[SOURCE RECORDS Boundary: Start]

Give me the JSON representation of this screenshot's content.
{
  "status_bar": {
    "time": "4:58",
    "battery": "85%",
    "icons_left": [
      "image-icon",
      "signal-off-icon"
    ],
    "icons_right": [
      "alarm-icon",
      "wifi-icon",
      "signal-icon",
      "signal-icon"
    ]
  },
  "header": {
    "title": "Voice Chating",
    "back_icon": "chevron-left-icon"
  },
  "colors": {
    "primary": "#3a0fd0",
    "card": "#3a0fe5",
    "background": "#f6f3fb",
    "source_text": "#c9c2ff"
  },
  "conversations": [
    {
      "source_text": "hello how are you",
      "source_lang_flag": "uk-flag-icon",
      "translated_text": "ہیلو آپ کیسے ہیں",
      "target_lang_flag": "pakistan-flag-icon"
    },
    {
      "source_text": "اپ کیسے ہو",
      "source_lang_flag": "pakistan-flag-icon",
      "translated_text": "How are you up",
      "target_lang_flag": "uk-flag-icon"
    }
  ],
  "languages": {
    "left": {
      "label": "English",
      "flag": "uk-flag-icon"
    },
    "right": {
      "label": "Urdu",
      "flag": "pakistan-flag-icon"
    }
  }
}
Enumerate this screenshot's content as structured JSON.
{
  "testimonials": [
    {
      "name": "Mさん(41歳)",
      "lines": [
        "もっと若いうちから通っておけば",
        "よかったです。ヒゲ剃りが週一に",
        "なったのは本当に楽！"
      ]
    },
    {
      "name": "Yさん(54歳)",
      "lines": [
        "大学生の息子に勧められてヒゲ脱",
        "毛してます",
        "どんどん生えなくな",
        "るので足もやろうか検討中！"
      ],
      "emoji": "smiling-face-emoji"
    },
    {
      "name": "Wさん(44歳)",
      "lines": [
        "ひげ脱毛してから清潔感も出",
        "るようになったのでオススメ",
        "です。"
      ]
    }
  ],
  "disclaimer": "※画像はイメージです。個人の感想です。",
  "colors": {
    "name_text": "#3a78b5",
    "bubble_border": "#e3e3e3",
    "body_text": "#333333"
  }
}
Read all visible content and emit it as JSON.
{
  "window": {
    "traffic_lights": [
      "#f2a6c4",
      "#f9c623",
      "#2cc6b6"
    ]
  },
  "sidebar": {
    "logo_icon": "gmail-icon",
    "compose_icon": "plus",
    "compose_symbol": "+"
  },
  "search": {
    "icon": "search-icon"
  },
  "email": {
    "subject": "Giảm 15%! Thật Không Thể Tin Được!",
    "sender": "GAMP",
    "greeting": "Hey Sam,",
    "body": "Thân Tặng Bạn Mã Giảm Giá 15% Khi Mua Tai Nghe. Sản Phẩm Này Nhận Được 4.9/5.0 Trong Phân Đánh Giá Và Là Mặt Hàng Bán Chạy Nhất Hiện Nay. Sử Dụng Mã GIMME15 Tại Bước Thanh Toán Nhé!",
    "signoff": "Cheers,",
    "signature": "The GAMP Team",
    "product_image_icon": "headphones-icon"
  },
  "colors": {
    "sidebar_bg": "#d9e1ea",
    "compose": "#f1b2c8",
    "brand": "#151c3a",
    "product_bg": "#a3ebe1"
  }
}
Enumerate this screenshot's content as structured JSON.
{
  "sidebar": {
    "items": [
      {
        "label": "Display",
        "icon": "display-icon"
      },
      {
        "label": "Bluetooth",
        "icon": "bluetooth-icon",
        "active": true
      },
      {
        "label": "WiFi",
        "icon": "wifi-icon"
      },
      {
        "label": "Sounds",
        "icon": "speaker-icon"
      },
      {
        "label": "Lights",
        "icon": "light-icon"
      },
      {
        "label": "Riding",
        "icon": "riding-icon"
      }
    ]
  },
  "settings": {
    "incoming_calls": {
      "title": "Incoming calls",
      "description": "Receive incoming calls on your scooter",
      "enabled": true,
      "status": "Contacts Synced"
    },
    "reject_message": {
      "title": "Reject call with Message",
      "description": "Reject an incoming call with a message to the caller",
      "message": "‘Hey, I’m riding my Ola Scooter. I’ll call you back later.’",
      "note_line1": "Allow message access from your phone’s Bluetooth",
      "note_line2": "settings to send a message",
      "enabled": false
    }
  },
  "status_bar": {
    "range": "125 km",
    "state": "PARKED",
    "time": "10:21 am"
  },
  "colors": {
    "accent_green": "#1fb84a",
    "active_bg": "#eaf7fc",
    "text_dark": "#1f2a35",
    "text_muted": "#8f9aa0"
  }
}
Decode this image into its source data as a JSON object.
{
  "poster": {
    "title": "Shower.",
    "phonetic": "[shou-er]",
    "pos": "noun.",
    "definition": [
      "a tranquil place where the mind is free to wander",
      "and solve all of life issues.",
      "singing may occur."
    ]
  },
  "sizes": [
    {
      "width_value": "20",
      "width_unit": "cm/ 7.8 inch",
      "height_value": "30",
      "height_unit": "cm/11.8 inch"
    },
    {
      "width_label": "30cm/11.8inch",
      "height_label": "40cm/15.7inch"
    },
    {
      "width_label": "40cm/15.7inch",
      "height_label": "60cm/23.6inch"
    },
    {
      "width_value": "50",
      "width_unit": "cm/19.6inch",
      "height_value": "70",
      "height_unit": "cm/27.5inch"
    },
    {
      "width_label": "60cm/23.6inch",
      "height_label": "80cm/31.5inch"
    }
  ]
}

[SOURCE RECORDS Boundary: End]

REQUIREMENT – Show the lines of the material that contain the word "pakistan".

EXERCISE OUTPUT –
      "target_lang_flag": "pakistan-flag-icon"
      "source_lang_flag": "pakistan-flag-icon",
      "flag": "pakistan-flag-icon"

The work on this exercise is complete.